Excerpt from the OH&S Canada magazine
Manitoba’s child and social workers are under attack, with more than a third of those surveyed reporting being physically assaulted and nine of 10 experiencing verbal threats.
The findings are among the results of a new poll, released in March, commissioned by the Manitoba Government and General Employees Union (MGEU) and conducted by Winnipeg-based Viewpoints Research Ltd. The poll’s sample size was 100 workers out of a total of the 330 social workers in the province that the union represents, says MGEU spokesperson John Baert.
Specifically, the poll found 35 per cent of respondents were assaulted while undertaking child welfare duties. Almost 86 per cent of those surveyed reported being assaulted one to three times, and 8.6 per cent reported being assaulted between five and 10 times.
The poll cited excessive caseloads (too many children, families or clients) as the single biggest work concern identified by social workers. “Our hope is that the government begins to address the real need to bring caseloads down and in order to do that, they’re going to have to hire more front-line staff,” Baert says.
In October of 2006, the province began a $48-million major overhaul of the child and family services system, says Charlie McDougall, a spokesperson for Manitoba Family Services and Housing. Part of that overhaul, McDougall says, was a plan to hire 150 new social workers over a three-year period.
Ontario introduced violence and harassment in legislation and was included in the OHSA on June 15, 2010. There was a need and the Ontario government decided to take the high road and fix what was perceived to be a large problem.
The province of Manitoba created violence in the workplace legislation as well and has become section 11 of the Manitoba workplace Safety and Health act. I was please to see that the new legislation was created very quickly and became law in 2006 as Manitoba regulation 217/2006. (much more quickly than Ontario) If you live in Manitoba, please review the current legislation and apply it to your workplace.

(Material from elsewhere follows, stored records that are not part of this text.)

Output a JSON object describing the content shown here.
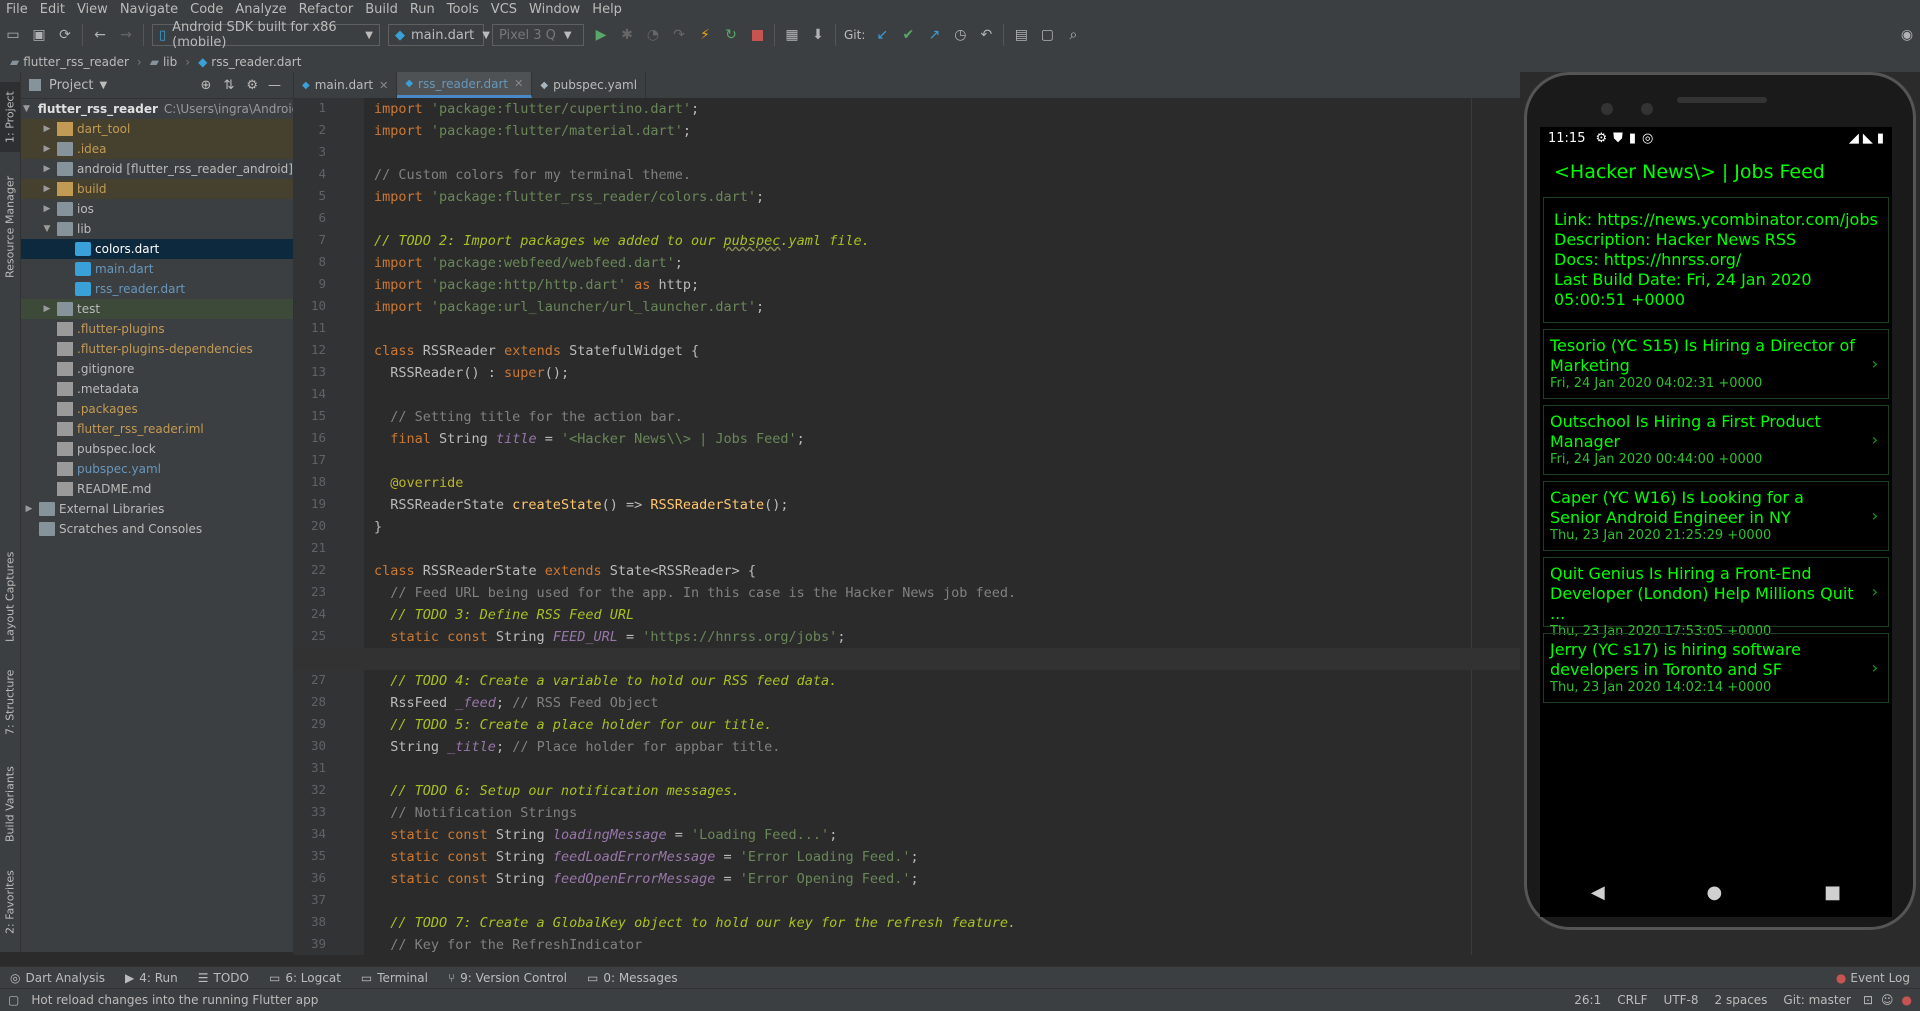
{
  "menu": [
    "File",
    "Edit",
    "View",
    "Navigate",
    "Code",
    "Analyze",
    "Refactor",
    "Build",
    "Run",
    "Tools",
    "VCS",
    "Window",
    "Help"
  ],
  "toolbar": {
    "device": "Android SDK built for x86 (mobile)",
    "run_config": "main.dart",
    "avd": "Pixel 3 Q",
    "git_label": "Git:"
  },
  "navbar": {
    "project": "flutter_rss_reader",
    "folder": "lib",
    "file": "rss_reader.dart"
  },
  "left_tabs": {
    "project": "1: Project",
    "resource": "Resource Manager",
    "layout": "Layout Captures",
    "structure": "7: Structure",
    "variants": "Build Variants",
    "favorites": "2: Favorites"
  },
  "project_panel": {
    "title": "Project",
    "root": "flutter_rss_reader",
    "root_path": "C:\\Users\\ingra\\AndroidS",
    "items": [
      {
        "label": "dart_tool",
        "indent": 1,
        "arrow": "▶",
        "icon": "folder-or",
        "color": "#c39a54"
      },
      {
        "label": ".idea",
        "indent": 1,
        "arrow": "▶",
        "icon": "folder",
        "color": "#c39a54"
      },
      {
        "label": "android [flutter_rss_reader_android]",
        "indent": 1,
        "arrow": "▶",
        "icon": "folder",
        "color": "#bbbbbb"
      },
      {
        "label": "build",
        "indent": 1,
        "arrow": "▶",
        "icon": "folder-or",
        "color": "#c39a54"
      },
      {
        "label": "ios",
        "indent": 1,
        "arrow": "▶",
        "icon": "folder",
        "color": "#bbbbbb"
      },
      {
        "label": "lib",
        "indent": 1,
        "arrow": "▼",
        "icon": "folder",
        "color": "#bbbbbb"
      },
      {
        "label": "colors.dart",
        "indent": 2,
        "arrow": "",
        "icon": "dartf",
        "color": "#ffffff"
      },
      {
        "label": "main.dart",
        "indent": 2,
        "arrow": "",
        "icon": "dartf",
        "color": "#6897bb"
      },
      {
        "label": "rss_reader.dart",
        "indent": 2,
        "arrow": "",
        "icon": "dartf",
        "color": "#6897bb"
      },
      {
        "label": "test",
        "indent": 1,
        "arrow": "▶",
        "icon": "folder",
        "color": "#bbbbbb"
      },
      {
        "label": ".flutter-plugins",
        "indent": 1,
        "arrow": "",
        "icon": "txtf",
        "color": "#c39a54"
      },
      {
        "label": ".flutter-plugins-dependencies",
        "indent": 1,
        "arrow": "",
        "icon": "txtf",
        "color": "#c39a54"
      },
      {
        "label": ".gitignore",
        "indent": 1,
        "arrow": "",
        "icon": "txtf",
        "color": "#bbbbbb"
      },
      {
        "label": ".metadata",
        "indent": 1,
        "arrow": "",
        "icon": "txtf",
        "color": "#bbbbbb"
      },
      {
        "label": ".packages",
        "indent": 1,
        "arrow": "",
        "icon": "txtf",
        "color": "#c39a54"
      },
      {
        "label": "flutter_rss_reader.iml",
        "indent": 1,
        "arrow": "",
        "icon": "txtf",
        "color": "#c39a54"
      },
      {
        "label": "pubspec.lock",
        "indent": 1,
        "arrow": "",
        "icon": "txtf",
        "color": "#bbbbbb"
      },
      {
        "label": "pubspec.yaml",
        "indent": 1,
        "arrow": "",
        "icon": "txtf",
        "color": "#6897bb"
      },
      {
        "label": "README.md",
        "indent": 1,
        "arrow": "",
        "icon": "txtf",
        "color": "#bbbbbb"
      },
      {
        "label": "External Libraries",
        "indent": 0,
        "arrow": "▶",
        "icon": "folder",
        "color": "#bbbbbb"
      },
      {
        "label": "Scratches and Consoles",
        "indent": 0,
        "arrow": "",
        "icon": "folder",
        "color": "#bbbbbb"
      }
    ]
  },
  "editor_tabs": [
    {
      "label": "main.dart",
      "active": false
    },
    {
      "label": "rss_reader.dart",
      "active": true
    },
    {
      "label": "pubspec.yaml",
      "active": false
    }
  ],
  "code_lines": [
    [
      {
        "c": "kw",
        "t": "import "
      },
      {
        "c": "str",
        "t": "'package:flutter/cupertino.dart'"
      },
      {
        "c": "",
        "t": ";"
      }
    ],
    [
      {
        "c": "kw",
        "t": "import "
      },
      {
        "c": "str",
        "t": "'package:flutter/material.dart'"
      },
      {
        "c": "",
        "t": ";"
      }
    ],
    [],
    [
      {
        "c": "cm",
        "t": "// Custom colors for my terminal theme."
      }
    ],
    [
      {
        "c": "kw",
        "t": "import "
      },
      {
        "c": "str",
        "t": "'package:flutter_rss_reader/colors.dart'"
      },
      {
        "c": "",
        "t": ";"
      }
    ],
    [],
    [
      {
        "c": "todo",
        "t": "// TODO 2: Import packages we added to our "
      },
      {
        "c": "todo ul",
        "t": "pubspec"
      },
      {
        "c": "todo",
        "t": ".yaml file."
      }
    ],
    [
      {
        "c": "kw",
        "t": "import "
      },
      {
        "c": "str",
        "t": "'package:webfeed/webfeed.dart'"
      },
      {
        "c": "",
        "t": ";"
      }
    ],
    [
      {
        "c": "kw",
        "t": "import "
      },
      {
        "c": "str",
        "t": "'package:http/http.dart' "
      },
      {
        "c": "kw",
        "t": "as "
      },
      {
        "c": "",
        "t": "http;"
      }
    ],
    [
      {
        "c": "kw",
        "t": "import "
      },
      {
        "c": "str",
        "t": "'package:url_launcher/url_launcher.dart'"
      },
      {
        "c": "",
        "t": ";"
      }
    ],
    [],
    [
      {
        "c": "kw",
        "t": "class "
      },
      {
        "c": "",
        "t": "RSSReader "
      },
      {
        "c": "kw",
        "t": "extends "
      },
      {
        "c": "",
        "t": "StatefulWidget {"
      }
    ],
    [
      {
        "c": "",
        "t": "  RSSReader() : "
      },
      {
        "c": "kw",
        "t": "super"
      },
      {
        "c": "",
        "t": "();"
      }
    ],
    [],
    [
      {
        "c": "cm",
        "t": "  // Setting title for the action bar."
      }
    ],
    [
      {
        "c": "kw",
        "t": "  final "
      },
      {
        "c": "",
        "t": "String "
      },
      {
        "c": "fld",
        "t": "title"
      },
      {
        "c": "",
        "t": " = "
      },
      {
        "c": "str",
        "t": "'<Hacker News\\\\> | Jobs Feed'"
      },
      {
        "c": "",
        "t": ";"
      }
    ],
    [],
    [
      {
        "c": "ann",
        "t": "  @override"
      }
    ],
    [
      {
        "c": "",
        "t": "  RSSReaderState "
      },
      {
        "c": "fn",
        "t": "createState"
      },
      {
        "c": "",
        "t": "() => "
      },
      {
        "c": "fn",
        "t": "RSSReaderState"
      },
      {
        "c": "",
        "t": "();"
      }
    ],
    [
      {
        "c": "",
        "t": "}"
      }
    ],
    [],
    [
      {
        "c": "kw",
        "t": "class "
      },
      {
        "c": "",
        "t": "RSSReaderState "
      },
      {
        "c": "kw",
        "t": "extends "
      },
      {
        "c": "",
        "t": "State<RSSReader> {"
      }
    ],
    [
      {
        "c": "cm",
        "t": "  // Feed URL being used for the app. In this case is the Hacker News job feed."
      }
    ],
    [
      {
        "c": "todo",
        "t": "  // TODO 3: Define RSS Feed URL"
      }
    ],
    [
      {
        "c": "kw",
        "t": "  static const "
      },
      {
        "c": "",
        "t": "String "
      },
      {
        "c": "fld",
        "t": "FEED_URL"
      },
      {
        "c": "",
        "t": " = "
      },
      {
        "c": "str",
        "t": "'https://hnrss.org/jobs'"
      },
      {
        "c": "",
        "t": ";"
      }
    ],
    [],
    [
      {
        "c": "todo",
        "t": "  // TODO 4: Create a variable to hold our RSS feed data."
      }
    ],
    [
      {
        "c": "",
        "t": "  RssFeed "
      },
      {
        "c": "fld",
        "t": "_feed"
      },
      {
        "c": "",
        "t": "; "
      },
      {
        "c": "cm",
        "t": "// RSS Feed Object"
      }
    ],
    [
      {
        "c": "todo",
        "t": "  // TODO 5: Create a place holder for our title."
      }
    ],
    [
      {
        "c": "",
        "t": "  String "
      },
      {
        "c": "fld",
        "t": "_title"
      },
      {
        "c": "",
        "t": "; "
      },
      {
        "c": "cm",
        "t": "// Place holder for appbar title."
      }
    ],
    [],
    [
      {
        "c": "todo",
        "t": "  // TODO 6: Setup our notification messages."
      }
    ],
    [
      {
        "c": "cm",
        "t": "  // Notification Strings"
      }
    ],
    [
      {
        "c": "kw",
        "t": "  static const "
      },
      {
        "c": "",
        "t": "String "
      },
      {
        "c": "fld",
        "t": "loadingMessage"
      },
      {
        "c": "",
        "t": " = "
      },
      {
        "c": "str",
        "t": "'Loading Feed...'"
      },
      {
        "c": "",
        "t": ";"
      }
    ],
    [
      {
        "c": "kw",
        "t": "  static const "
      },
      {
        "c": "",
        "t": "String "
      },
      {
        "c": "fld",
        "t": "feedLoadErrorMessage"
      },
      {
        "c": "",
        "t": " = "
      },
      {
        "c": "str",
        "t": "'Error Loading Feed.'"
      },
      {
        "c": "",
        "t": ";"
      }
    ],
    [
      {
        "c": "kw",
        "t": "  static const "
      },
      {
        "c": "",
        "t": "String "
      },
      {
        "c": "fld",
        "t": "feedOpenErrorMessage"
      },
      {
        "c": "",
        "t": " = "
      },
      {
        "c": "str",
        "t": "'Error Opening Feed.'"
      },
      {
        "c": "",
        "t": ";"
      }
    ],
    [],
    [
      {
        "c": "todo",
        "t": "  // TODO 7: Create a GlobalKey object to hold our key for the refresh feature."
      }
    ],
    [
      {
        "c": "cm",
        "t": "  // Key for the RefreshIndicator"
      }
    ]
  ],
  "bottom_tabs": [
    "Dart Analysis",
    "4: Run",
    "TODO",
    "6: Logcat",
    "Terminal",
    "9: Version Control",
    "0: Messages"
  ],
  "event_log": "Event Log",
  "status": {
    "message": "Hot reload changes into the running Flutter app",
    "position": "26:1",
    "line_sep": "CRLF",
    "encoding": "UTF-8",
    "indent": "2 spaces",
    "git": "Git: master"
  },
  "phone": {
    "time": "11:15",
    "app_title": "<Hacker News\\> | Jobs Feed",
    "feed_info": [
      "Link: https://news.ycombinator.com/jobs",
      "Description: Hacker News RSS",
      "Docs: https://hnrss.org/",
      "Last Build Date: Fri, 24 Jan 2020 05:00:51 +0000"
    ],
    "items": [
      {
        "title": "Tesorio (YC S15) Is Hiring a Director of Marketing",
        "date": "Fri, 24 Jan 2020 04:02:31 +0000"
      },
      {
        "title": "Outschool Is Hiring a First Product Manager",
        "date": "Fri, 24 Jan 2020 00:44:00 +0000"
      },
      {
        "title": "Caper (YC W16) Is Looking for a Senior Android Engineer in NY",
        "date": "Thu, 23 Jan 2020 21:25:29 +0000"
      },
      {
        "title": "Quit Genius Is Hiring a Front-End Developer (London) Help Millions Quit ...",
        "date": "Thu, 23 Jan 2020 17:53:05 +0000"
      },
      {
        "title": "Jerry (YC s17) is hiring software developers in Toronto and SF",
        "date": "Thu, 23 Jan 2020 14:02:14 +0000"
      }
    ]
  }
}
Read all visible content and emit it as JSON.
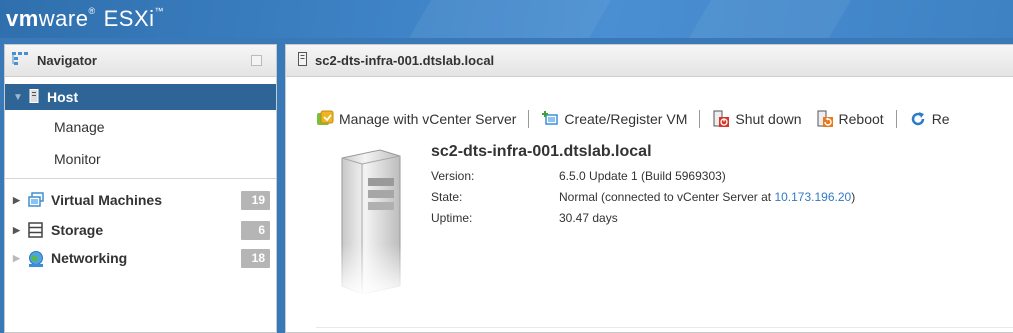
{
  "brand": {
    "vm": "vm",
    "ware": "ware",
    "product": "ESXi",
    "tm": "™"
  },
  "navigator": {
    "title": "Navigator",
    "host": {
      "label": "Host",
      "children": [
        "Manage",
        "Monitor"
      ]
    },
    "items": [
      {
        "label": "Virtual Machines",
        "count": "19",
        "icon": "virtual-machines-icon"
      },
      {
        "label": "Storage",
        "count": "6",
        "icon": "storage-icon"
      },
      {
        "label": "Networking",
        "count": "18",
        "icon": "networking-icon"
      }
    ]
  },
  "main": {
    "title": "sc2-dts-infra-001.dtslab.local",
    "toolbar": {
      "manage_vcenter": "Manage with vCenter Server",
      "create_vm": "Create/Register VM",
      "shut_down": "Shut down",
      "reboot": "Reboot",
      "refresh": "Re"
    },
    "host": {
      "name": "sc2-dts-infra-001.dtslab.local",
      "version_label": "Version:",
      "version_value": "6.5.0 Update 1 (Build 5969303)",
      "state_label": "State:",
      "state_value": "Normal (connected to vCenter Server at ",
      "state_link": "10.173.196.20",
      "state_suffix": ")",
      "uptime_label": "Uptime:",
      "uptime_value": "30.47 days"
    }
  },
  "colors": {
    "accent": "#2e6596",
    "link": "#2f7bc4",
    "badge": "#b5b5b5",
    "topbar": "#3f84c7"
  }
}
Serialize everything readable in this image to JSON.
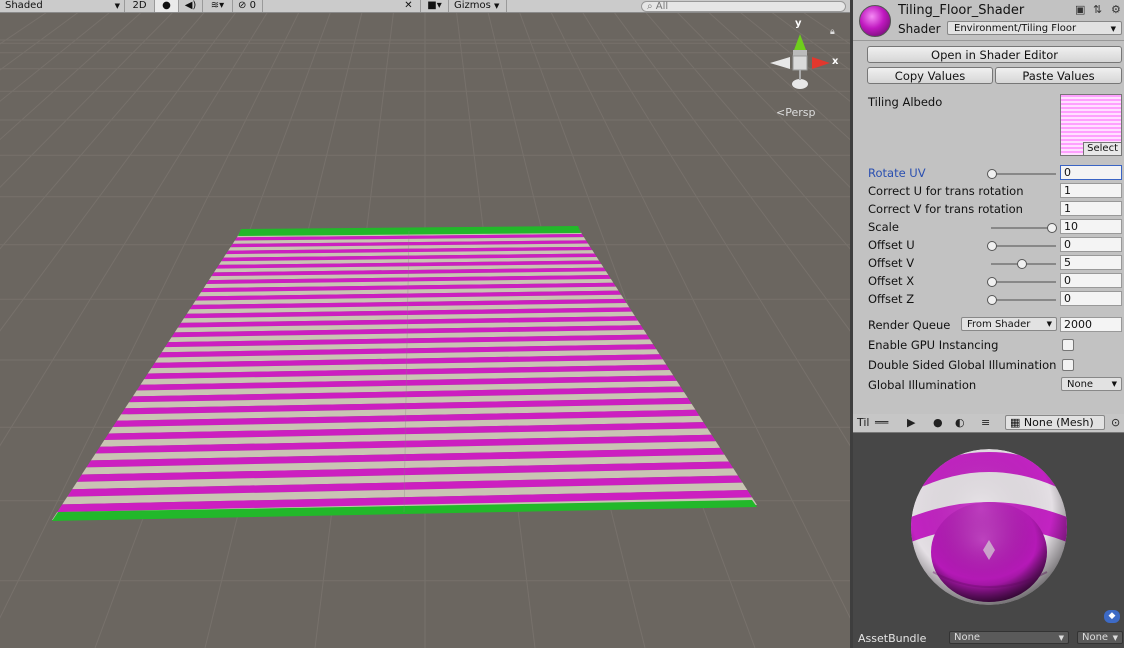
{
  "scene": {
    "toolbar": {
      "shading_mode": "Shaded",
      "mode_2d": "2D",
      "lighting_icon": "lightbulb-icon",
      "audio_icon": "speaker-icon",
      "effects_icon": "layers-icon",
      "hidden_count": "0",
      "gizmos_label": "Gizmos",
      "search_placeholder": "All"
    },
    "gizmo": {
      "y_label": "y",
      "x_label": "x",
      "projection": "Persp"
    },
    "colors": {
      "background": "#6b6660",
      "stripe_a": "#cc1fc0",
      "stripe_b": "#c9c4b4",
      "edge": "#22b82a"
    }
  },
  "inspector": {
    "material_name": "Tiling_Floor_Shader",
    "shader_label": "Shader",
    "shader_value": "Environment/Tiling Floor",
    "open_shader_editor": "Open in Shader Editor",
    "copy_values": "Copy Values",
    "paste_values": "Paste Values",
    "albedo_label": "Tiling Albedo",
    "albedo_select": "Select",
    "properties": [
      {
        "label": "Rotate UV",
        "value": "0",
        "slider": 0.0,
        "active": true
      },
      {
        "label": "Correct U for trans rotation",
        "value": "1"
      },
      {
        "label": "Correct V for trans rotation",
        "value": "1"
      },
      {
        "label": "Scale",
        "value": "10",
        "slider": 1.0
      },
      {
        "label": "Offset U",
        "value": "0",
        "slider": 0.0
      },
      {
        "label": "Offset V",
        "value": "5",
        "slider": 0.5
      },
      {
        "label": "Offset X",
        "value": "0",
        "slider": 0.0
      },
      {
        "label": "Offset Z",
        "value": "0",
        "slider": 0.0
      }
    ],
    "render_queue_label": "Render Queue",
    "render_queue_mode": "From Shader",
    "render_queue_value": "2000",
    "gpu_instancing_label": "Enable GPU Instancing",
    "double_sided_label": "Double Sided Global Illumination",
    "gi_label": "Global Illumination",
    "gi_value": "None"
  },
  "preview": {
    "title": "Til",
    "mesh": "None (Mesh)",
    "asset_bundle_label": "AssetBundle",
    "asset_bundle_value": "None",
    "variant_value": "None"
  }
}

Remember – In Ontario, “ALL Accidents are Preventable”
‘Work’ and ‘Play’ safe.
Daniel L. Beal
CHSEP – Foundation Level
VP & Senior Trainer